Over 700 fish-eating dinosaur footprints found in Portugal

Barcelona: A Spanish paleontological team has found more than 700 footprints belonging to carnivorous dinosaurs in Portugal, a leading investigator said on Tuesday.

The dinosaurs were believed to be part of the Megalosauridae group, from the Middle Jurassic Period, and were thought to take advantage of low tides to hunt fish trapped in tidal pools, EFE news reported.

Novella Razzolini, the leading investigator on the Catalan Institute of Paleontology’s team, said the footprints were a “marvelous finding”.

She said the Middle Jurassic, which stretches back from 174 million to 163 million years ago, is known as the “dark age” of dinosaurs, as fossil records have shined little light on many of the creatures that lived during the period.

In Europe, most fossil remains from this group have been found in France, England and Scotland, while Portugal is known for the high amount of fossilised footprints.

Razzolini’s study focused on a series of prints found in Velle de Meio, 100 km north of Lisbon, an area that 170 million years ago was underwater during high tide, but which during low tide had sand bars which stopped the water from receding and formed lagoons.

According to the paleontologist, the footprints found are the largest in the Iberian peninsula and could belong to a small number of individuals that consistently fished in the area.

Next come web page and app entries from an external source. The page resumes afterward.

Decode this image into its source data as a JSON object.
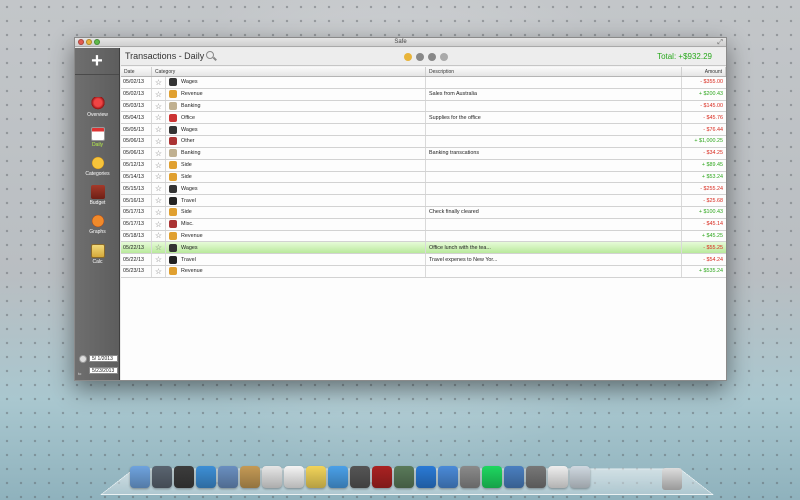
{
  "window": {
    "title": "Safe"
  },
  "sidebar": {
    "add_symbol": "+",
    "items": [
      {
        "label": "Overview",
        "icon": "overview-icon"
      },
      {
        "label": "Daily",
        "icon": "daily-calendar-icon"
      },
      {
        "label": "Categories",
        "icon": "categories-icon"
      },
      {
        "label": "Budget",
        "icon": "budget-icon"
      },
      {
        "label": "Graphs",
        "icon": "graphs-icon"
      },
      {
        "label": "Calc",
        "icon": "calculator-icon"
      }
    ],
    "active_item": "Daily",
    "date_from": "5/ 1/2013",
    "date_to_label": "to",
    "date_to": "5/23/2013"
  },
  "toolbar": {
    "title": "Transactions - Daily",
    "total": "Total: +$932.29"
  },
  "table": {
    "headers": {
      "date": "Date",
      "category": "Category",
      "description": "Description",
      "amount": "Amount"
    },
    "rows": [
      {
        "date": "05/02/13",
        "category": "Wages",
        "description": "",
        "amount": "- $355.00",
        "sign": "neg",
        "icon_color": "#333"
      },
      {
        "date": "05/02/13",
        "category": "Revenue",
        "description": "Sales from Australia",
        "amount": "+ $200.43",
        "sign": "pos",
        "icon_color": "#e0a030"
      },
      {
        "date": "05/03/13",
        "category": "Banking",
        "description": "",
        "amount": "- $145.00",
        "sign": "neg",
        "icon_color": "#c0b090"
      },
      {
        "date": "05/04/13",
        "category": "Office",
        "description": "Supplies for the office",
        "amount": "- $45.76",
        "sign": "neg",
        "icon_color": "#c33"
      },
      {
        "date": "05/05/13",
        "category": "Wages",
        "description": "",
        "amount": "- $76.44",
        "sign": "neg",
        "icon_color": "#333"
      },
      {
        "date": "05/06/13",
        "category": "Other",
        "description": "",
        "amount": "+ $1,000.25",
        "sign": "pos",
        "icon_color": "#a33"
      },
      {
        "date": "05/06/13",
        "category": "Banking",
        "description": "Banking transcations",
        "amount": "- $34.25",
        "sign": "neg",
        "icon_color": "#c0b090"
      },
      {
        "date": "05/12/13",
        "category": "Side",
        "description": "",
        "amount": "+ $89.45",
        "sign": "pos",
        "icon_color": "#e0a030"
      },
      {
        "date": "05/14/13",
        "category": "Side",
        "description": "",
        "amount": "+ $53.24",
        "sign": "pos",
        "icon_color": "#e0a030"
      },
      {
        "date": "05/15/13",
        "category": "Wages",
        "description": "",
        "amount": "- $255.24",
        "sign": "neg",
        "icon_color": "#333"
      },
      {
        "date": "05/16/13",
        "category": "Travel",
        "description": "",
        "amount": "- $25.68",
        "sign": "neg",
        "icon_color": "#222"
      },
      {
        "date": "05/17/13",
        "category": "Side",
        "description": "Check finally cleared",
        "amount": "+ $100.43",
        "sign": "pos",
        "icon_color": "#e0a030"
      },
      {
        "date": "05/17/13",
        "category": "Misc.",
        "description": "",
        "amount": "- $45.14",
        "sign": "neg",
        "icon_color": "#a33"
      },
      {
        "date": "05/18/13",
        "category": "Revenue",
        "description": "",
        "amount": "+ $45.25",
        "sign": "pos",
        "icon_color": "#e0a030"
      },
      {
        "date": "05/22/13",
        "category": "Wages",
        "description": "Office lunch with the tea...",
        "amount": "- $55.25",
        "sign": "neg",
        "icon_color": "#333",
        "selected": true
      },
      {
        "date": "05/22/13",
        "category": "Travel",
        "description": "Travel expenes to New Yor...",
        "amount": "- $54.24",
        "sign": "neg",
        "icon_color": "#222"
      },
      {
        "date": "05/23/13",
        "category": "Revenue",
        "description": "",
        "amount": "+ $535.24",
        "sign": "pos",
        "icon_color": "#e0a030"
      }
    ]
  },
  "dock": {
    "items": [
      {
        "name": "finder-icon",
        "color": "#6fa3de"
      },
      {
        "name": "launchpad-icon",
        "color": "#5a6470"
      },
      {
        "name": "mission-control-icon",
        "color": "#3c3c3c"
      },
      {
        "name": "safari-icon",
        "color": "#3d8fd6"
      },
      {
        "name": "mail-icon",
        "color": "#6a8fc0"
      },
      {
        "name": "contacts-icon",
        "color": "#c49a55"
      },
      {
        "name": "calendar-icon",
        "color": "#e6e6e6"
      },
      {
        "name": "reminders-icon",
        "color": "#f4f4f4"
      },
      {
        "name": "notes-icon",
        "color": "#f2d45a"
      },
      {
        "name": "messages-icon",
        "color": "#4aa0e8"
      },
      {
        "name": "facetime-icon",
        "color": "#555"
      },
      {
        "name": "photo-booth-icon",
        "color": "#a22"
      },
      {
        "name": "iphoto-icon",
        "color": "#5a7a5a"
      },
      {
        "name": "itunes-icon",
        "color": "#2a7ad6"
      },
      {
        "name": "app-store-icon",
        "color": "#4a8ad8"
      },
      {
        "name": "system-preferences-icon",
        "color": "#8a8a8a"
      },
      {
        "name": "spotify-icon",
        "color": "#1ed760"
      },
      {
        "name": "xcode-icon",
        "color": "#4a7fc0"
      },
      {
        "name": "speaker-icon",
        "color": "#777"
      },
      {
        "name": "preview-icon",
        "color": "#eee"
      },
      {
        "name": "finder-window-icon",
        "color": "#cfd8e0"
      }
    ]
  },
  "colors": {
    "positive": "#2ea61d",
    "negative": "#d8281c",
    "selected_row": "#c6f0ac",
    "total": "#28a81c"
  }
}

This is the first time investigators found clear evidence of migrations and movements by Megalosauridae with the sole purpose of acquiring food.